Problem to solve: Copy out every line of the records in which "datetime" can be found.

Dataset rows describing interfaces:
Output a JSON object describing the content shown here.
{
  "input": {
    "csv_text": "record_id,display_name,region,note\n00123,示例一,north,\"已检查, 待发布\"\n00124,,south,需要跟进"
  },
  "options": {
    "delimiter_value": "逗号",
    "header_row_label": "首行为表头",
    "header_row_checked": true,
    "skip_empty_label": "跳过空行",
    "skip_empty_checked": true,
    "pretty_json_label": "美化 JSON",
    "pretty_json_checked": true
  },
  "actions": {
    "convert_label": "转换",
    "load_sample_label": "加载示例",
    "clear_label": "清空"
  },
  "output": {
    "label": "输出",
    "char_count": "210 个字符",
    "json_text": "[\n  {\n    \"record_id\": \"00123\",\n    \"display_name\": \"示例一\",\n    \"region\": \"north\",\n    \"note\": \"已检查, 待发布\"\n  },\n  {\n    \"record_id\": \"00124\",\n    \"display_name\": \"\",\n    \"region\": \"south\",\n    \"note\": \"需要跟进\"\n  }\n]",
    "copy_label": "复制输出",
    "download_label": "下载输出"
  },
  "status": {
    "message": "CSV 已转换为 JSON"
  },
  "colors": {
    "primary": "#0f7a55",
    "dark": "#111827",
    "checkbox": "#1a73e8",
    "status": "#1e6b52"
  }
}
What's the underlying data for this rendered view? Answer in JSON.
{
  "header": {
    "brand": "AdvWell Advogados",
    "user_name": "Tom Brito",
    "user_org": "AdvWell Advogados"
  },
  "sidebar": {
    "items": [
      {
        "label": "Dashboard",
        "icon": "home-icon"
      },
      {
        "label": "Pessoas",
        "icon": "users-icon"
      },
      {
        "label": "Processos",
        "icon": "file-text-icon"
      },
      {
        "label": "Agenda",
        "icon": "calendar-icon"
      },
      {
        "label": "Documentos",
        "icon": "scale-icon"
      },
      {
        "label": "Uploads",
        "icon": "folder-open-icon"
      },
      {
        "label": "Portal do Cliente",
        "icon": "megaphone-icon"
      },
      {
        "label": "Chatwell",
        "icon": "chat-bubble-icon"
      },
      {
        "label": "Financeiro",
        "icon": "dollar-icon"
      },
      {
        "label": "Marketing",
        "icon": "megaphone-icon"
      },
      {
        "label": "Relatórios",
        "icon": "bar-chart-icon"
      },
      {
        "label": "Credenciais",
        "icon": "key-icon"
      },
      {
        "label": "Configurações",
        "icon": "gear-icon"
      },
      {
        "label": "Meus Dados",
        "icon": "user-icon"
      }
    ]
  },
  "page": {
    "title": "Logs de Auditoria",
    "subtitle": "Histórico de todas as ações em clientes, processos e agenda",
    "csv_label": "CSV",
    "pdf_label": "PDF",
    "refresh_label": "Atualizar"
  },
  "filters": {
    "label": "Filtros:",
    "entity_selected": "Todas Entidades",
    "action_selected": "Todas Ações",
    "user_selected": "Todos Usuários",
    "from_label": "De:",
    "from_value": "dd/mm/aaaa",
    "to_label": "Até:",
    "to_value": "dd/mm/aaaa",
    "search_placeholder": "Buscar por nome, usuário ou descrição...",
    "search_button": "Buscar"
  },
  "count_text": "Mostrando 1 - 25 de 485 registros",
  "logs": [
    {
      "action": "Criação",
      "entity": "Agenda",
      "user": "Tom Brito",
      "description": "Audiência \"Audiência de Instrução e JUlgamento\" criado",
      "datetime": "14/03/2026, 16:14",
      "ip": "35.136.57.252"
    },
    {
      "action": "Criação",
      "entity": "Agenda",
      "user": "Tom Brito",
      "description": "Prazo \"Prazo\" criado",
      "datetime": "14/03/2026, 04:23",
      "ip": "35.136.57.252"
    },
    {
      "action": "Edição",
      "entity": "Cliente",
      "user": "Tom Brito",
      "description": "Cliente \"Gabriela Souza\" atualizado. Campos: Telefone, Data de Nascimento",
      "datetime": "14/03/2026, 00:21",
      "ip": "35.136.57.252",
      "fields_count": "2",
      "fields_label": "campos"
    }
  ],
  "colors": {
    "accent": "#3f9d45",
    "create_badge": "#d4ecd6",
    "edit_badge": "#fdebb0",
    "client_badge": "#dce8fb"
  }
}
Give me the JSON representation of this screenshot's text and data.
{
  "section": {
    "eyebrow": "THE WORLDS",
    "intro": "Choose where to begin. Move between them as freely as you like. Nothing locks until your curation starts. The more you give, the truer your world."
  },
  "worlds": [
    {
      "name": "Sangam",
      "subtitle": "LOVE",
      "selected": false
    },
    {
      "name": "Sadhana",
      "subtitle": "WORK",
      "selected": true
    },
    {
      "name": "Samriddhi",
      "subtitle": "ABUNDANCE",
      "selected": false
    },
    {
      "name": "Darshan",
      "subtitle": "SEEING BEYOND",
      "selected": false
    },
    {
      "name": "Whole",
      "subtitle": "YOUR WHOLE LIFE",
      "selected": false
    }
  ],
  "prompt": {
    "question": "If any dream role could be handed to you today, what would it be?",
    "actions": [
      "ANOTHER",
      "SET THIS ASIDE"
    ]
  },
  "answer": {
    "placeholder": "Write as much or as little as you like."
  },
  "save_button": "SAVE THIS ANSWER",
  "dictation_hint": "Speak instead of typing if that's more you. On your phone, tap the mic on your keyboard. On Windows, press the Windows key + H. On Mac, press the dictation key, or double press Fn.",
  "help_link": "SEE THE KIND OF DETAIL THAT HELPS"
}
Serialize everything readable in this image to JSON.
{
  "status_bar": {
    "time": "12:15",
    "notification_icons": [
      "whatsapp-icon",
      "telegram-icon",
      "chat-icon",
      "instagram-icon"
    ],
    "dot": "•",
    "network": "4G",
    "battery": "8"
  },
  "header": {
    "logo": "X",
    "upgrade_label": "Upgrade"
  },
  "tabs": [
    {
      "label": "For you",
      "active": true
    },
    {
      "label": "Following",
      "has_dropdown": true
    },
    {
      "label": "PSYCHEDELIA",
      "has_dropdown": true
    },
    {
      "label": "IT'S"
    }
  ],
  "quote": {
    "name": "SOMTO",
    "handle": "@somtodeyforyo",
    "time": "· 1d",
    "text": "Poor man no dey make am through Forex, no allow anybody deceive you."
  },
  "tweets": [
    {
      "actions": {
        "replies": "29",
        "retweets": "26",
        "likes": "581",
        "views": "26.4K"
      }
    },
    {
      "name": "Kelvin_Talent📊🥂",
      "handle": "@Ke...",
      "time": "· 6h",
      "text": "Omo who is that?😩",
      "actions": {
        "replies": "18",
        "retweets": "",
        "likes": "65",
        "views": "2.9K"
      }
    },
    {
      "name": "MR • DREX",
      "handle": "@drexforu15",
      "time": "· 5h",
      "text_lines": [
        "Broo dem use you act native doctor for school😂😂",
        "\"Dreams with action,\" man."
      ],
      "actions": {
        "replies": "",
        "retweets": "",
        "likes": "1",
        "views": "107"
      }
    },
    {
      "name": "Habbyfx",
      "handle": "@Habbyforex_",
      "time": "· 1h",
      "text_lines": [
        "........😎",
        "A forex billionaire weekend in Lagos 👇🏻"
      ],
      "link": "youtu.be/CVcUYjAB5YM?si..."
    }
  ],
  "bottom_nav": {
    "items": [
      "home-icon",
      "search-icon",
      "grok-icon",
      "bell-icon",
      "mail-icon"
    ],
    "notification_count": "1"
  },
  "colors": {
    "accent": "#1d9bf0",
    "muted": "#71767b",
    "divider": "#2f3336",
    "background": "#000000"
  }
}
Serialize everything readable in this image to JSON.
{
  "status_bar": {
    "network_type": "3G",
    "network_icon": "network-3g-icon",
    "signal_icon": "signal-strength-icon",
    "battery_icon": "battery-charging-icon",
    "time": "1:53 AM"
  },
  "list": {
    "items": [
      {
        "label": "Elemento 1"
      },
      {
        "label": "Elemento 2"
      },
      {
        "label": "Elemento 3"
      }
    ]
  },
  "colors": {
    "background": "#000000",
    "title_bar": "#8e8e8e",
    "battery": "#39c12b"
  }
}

Exercise result:
      "datetime": "14/03/2026, 16:14",
      "datetime": "14/03/2026, 04:23",
      "datetime": "14/03/2026, 00:21",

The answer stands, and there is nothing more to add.